  1. Jon Says:

    Paper is a very good material but it isn’t a very durable unless it’s treated. The advantage is that it’s recyclable and very cheap to source/work with. Although I am sure it would cost almost nothing to cut with a laser cutter, I still think wood-based materials are ideal to work with on most projects. Ceramics being a close second followed by plastics (depending on the environment and intended use of course).

    Jon
    http://woodmarvels.com – Create Unique Memories!

  2. Ponoko Blog Says:

    [...] As Roy mentioned here, I too am a big fan of papercraft. And according to the article at Ping Mag, it was Japanese tradition to give summer greeting cards. [...]

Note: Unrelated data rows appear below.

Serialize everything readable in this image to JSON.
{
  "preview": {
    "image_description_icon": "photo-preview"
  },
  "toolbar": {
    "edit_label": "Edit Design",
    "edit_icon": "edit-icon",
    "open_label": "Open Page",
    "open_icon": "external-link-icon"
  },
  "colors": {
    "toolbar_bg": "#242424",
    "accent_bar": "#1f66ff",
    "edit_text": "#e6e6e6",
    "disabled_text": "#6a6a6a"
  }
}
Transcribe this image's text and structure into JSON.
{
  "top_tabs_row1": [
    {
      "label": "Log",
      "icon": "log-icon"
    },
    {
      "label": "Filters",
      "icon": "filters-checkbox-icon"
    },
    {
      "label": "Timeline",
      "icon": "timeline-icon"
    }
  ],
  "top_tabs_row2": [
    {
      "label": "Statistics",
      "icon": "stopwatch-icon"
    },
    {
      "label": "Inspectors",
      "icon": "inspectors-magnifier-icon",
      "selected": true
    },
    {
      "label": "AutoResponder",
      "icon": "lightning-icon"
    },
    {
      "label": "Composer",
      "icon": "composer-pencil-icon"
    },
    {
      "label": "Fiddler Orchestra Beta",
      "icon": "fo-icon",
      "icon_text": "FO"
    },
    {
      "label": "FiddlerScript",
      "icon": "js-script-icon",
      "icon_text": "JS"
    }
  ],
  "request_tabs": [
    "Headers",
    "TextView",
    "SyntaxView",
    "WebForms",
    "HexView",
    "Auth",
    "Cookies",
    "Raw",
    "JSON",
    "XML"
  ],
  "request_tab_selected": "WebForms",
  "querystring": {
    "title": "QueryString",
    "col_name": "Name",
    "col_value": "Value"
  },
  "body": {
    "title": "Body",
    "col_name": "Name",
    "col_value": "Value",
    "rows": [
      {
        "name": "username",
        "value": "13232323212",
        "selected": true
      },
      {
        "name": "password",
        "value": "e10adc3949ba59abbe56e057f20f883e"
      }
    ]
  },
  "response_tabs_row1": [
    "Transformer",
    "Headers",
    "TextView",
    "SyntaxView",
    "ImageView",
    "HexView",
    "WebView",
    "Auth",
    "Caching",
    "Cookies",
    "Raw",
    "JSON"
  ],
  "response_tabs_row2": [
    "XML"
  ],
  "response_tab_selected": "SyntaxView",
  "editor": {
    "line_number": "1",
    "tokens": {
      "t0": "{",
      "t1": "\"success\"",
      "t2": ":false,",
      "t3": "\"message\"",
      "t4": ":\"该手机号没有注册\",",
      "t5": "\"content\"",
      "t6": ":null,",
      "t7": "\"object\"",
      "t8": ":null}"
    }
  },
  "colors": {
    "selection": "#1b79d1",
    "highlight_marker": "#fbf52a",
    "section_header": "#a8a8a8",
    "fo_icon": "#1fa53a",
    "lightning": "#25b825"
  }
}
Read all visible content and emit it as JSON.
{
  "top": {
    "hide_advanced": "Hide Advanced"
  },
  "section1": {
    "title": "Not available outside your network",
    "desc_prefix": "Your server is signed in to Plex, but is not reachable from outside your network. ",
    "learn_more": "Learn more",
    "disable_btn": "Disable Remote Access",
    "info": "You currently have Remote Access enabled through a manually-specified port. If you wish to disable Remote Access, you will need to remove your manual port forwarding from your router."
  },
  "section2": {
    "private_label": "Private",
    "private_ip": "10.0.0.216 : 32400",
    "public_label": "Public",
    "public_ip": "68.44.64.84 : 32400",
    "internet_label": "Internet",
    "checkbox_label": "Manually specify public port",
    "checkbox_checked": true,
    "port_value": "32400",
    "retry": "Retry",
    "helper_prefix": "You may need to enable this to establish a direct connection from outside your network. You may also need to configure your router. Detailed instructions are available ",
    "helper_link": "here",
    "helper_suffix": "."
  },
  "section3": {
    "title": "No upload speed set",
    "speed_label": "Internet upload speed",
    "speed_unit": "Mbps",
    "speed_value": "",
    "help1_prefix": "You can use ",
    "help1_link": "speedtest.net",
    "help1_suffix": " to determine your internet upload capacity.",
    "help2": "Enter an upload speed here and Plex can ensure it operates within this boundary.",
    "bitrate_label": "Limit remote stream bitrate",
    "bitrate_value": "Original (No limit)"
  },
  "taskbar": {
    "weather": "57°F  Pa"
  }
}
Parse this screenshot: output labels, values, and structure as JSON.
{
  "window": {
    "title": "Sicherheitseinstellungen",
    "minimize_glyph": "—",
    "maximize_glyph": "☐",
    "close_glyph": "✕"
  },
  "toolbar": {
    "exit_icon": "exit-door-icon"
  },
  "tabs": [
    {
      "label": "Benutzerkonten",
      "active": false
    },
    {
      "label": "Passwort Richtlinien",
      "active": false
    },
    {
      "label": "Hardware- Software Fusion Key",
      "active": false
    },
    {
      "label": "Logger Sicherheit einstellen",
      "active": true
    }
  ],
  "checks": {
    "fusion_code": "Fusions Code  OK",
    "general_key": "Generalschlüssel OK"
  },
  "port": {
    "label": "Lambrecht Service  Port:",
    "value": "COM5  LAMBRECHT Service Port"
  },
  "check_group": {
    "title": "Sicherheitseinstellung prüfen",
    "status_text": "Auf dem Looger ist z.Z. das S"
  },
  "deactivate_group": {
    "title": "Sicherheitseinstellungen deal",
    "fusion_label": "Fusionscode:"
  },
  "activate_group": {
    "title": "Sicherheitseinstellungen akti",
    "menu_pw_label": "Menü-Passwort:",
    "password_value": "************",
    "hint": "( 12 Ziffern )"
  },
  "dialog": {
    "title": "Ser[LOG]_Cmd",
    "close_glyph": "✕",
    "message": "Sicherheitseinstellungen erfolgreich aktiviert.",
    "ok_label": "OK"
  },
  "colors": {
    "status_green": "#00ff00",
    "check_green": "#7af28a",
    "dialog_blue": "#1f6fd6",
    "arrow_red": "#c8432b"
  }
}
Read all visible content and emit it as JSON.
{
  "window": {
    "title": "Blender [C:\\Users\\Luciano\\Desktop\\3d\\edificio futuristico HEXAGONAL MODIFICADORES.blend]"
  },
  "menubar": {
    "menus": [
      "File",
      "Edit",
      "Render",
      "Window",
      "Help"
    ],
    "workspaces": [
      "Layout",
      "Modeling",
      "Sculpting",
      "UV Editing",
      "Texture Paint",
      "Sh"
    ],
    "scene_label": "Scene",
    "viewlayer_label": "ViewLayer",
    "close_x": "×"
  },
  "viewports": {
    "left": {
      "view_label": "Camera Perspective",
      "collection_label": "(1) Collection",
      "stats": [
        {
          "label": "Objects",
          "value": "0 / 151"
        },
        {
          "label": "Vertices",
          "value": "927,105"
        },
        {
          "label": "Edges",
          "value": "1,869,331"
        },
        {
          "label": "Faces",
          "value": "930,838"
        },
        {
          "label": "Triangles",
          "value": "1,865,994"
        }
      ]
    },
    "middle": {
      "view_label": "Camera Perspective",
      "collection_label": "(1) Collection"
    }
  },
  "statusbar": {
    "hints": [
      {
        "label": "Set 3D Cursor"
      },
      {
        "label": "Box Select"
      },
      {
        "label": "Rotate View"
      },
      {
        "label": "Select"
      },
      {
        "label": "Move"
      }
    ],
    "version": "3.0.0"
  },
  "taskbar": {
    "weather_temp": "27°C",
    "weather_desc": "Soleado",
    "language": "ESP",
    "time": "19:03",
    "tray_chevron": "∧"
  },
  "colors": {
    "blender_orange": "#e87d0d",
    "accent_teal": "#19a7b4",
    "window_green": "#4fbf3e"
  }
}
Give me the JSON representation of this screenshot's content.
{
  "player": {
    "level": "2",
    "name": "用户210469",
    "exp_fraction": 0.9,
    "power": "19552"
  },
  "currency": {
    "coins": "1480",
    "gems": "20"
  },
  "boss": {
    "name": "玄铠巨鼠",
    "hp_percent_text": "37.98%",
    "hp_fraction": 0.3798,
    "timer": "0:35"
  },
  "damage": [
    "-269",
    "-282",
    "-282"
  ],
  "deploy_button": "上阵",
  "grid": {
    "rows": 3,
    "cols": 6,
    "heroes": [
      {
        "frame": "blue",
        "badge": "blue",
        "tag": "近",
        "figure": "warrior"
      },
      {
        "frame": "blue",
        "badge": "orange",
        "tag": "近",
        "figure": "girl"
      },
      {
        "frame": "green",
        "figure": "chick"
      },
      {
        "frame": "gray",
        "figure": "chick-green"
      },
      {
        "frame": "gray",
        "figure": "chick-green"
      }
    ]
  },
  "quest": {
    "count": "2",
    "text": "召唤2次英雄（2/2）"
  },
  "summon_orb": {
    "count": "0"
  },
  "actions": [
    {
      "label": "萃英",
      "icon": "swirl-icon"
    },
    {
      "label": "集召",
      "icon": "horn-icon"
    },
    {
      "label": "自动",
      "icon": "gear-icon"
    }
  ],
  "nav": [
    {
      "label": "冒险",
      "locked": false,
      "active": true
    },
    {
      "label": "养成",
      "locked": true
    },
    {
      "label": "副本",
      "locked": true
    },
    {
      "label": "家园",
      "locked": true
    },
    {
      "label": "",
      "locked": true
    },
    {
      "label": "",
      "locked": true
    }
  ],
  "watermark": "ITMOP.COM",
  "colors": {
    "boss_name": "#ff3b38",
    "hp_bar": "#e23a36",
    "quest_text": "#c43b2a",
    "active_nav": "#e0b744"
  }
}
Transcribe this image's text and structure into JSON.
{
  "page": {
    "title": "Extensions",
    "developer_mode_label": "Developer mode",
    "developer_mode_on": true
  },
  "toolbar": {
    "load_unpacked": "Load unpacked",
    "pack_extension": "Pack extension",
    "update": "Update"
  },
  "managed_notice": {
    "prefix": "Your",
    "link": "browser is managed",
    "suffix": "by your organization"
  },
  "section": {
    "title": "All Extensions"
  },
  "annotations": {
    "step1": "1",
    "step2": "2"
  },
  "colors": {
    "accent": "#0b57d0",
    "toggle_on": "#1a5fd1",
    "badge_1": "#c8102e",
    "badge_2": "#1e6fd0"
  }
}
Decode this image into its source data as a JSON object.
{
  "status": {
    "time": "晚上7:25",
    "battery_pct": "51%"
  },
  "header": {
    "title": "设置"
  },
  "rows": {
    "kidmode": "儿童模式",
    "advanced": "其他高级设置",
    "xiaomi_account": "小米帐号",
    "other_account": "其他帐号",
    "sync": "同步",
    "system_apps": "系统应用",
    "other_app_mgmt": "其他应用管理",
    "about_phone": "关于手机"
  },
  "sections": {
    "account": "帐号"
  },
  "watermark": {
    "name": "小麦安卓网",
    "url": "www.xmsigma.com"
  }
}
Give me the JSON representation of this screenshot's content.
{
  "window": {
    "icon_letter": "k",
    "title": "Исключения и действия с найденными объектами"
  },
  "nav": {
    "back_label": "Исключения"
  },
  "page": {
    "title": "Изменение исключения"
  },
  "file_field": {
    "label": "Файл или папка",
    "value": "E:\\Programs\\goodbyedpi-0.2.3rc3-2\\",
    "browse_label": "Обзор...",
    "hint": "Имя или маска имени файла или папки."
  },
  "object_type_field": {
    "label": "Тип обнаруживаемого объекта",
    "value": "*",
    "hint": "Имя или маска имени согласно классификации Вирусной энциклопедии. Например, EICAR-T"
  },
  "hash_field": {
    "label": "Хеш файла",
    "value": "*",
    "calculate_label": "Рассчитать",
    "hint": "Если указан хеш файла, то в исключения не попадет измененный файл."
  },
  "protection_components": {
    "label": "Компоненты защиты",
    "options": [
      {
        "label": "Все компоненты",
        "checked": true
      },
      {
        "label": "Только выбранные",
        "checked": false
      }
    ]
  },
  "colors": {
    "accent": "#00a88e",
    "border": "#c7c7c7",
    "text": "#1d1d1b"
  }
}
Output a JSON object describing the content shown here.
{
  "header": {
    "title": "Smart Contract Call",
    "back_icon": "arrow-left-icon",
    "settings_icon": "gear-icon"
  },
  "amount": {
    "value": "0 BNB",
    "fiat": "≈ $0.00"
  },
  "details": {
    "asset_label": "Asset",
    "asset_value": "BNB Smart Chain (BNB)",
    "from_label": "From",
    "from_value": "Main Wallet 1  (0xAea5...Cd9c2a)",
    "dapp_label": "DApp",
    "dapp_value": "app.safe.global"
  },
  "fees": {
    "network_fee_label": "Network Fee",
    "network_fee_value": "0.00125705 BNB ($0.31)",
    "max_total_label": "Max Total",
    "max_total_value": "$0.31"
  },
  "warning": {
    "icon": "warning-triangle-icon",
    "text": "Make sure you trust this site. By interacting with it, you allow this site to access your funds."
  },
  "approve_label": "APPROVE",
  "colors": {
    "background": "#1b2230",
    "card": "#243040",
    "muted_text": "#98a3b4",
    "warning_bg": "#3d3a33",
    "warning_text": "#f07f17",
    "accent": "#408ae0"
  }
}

  3. Philly-D-Williams Says:

    Check out emotibots.com :)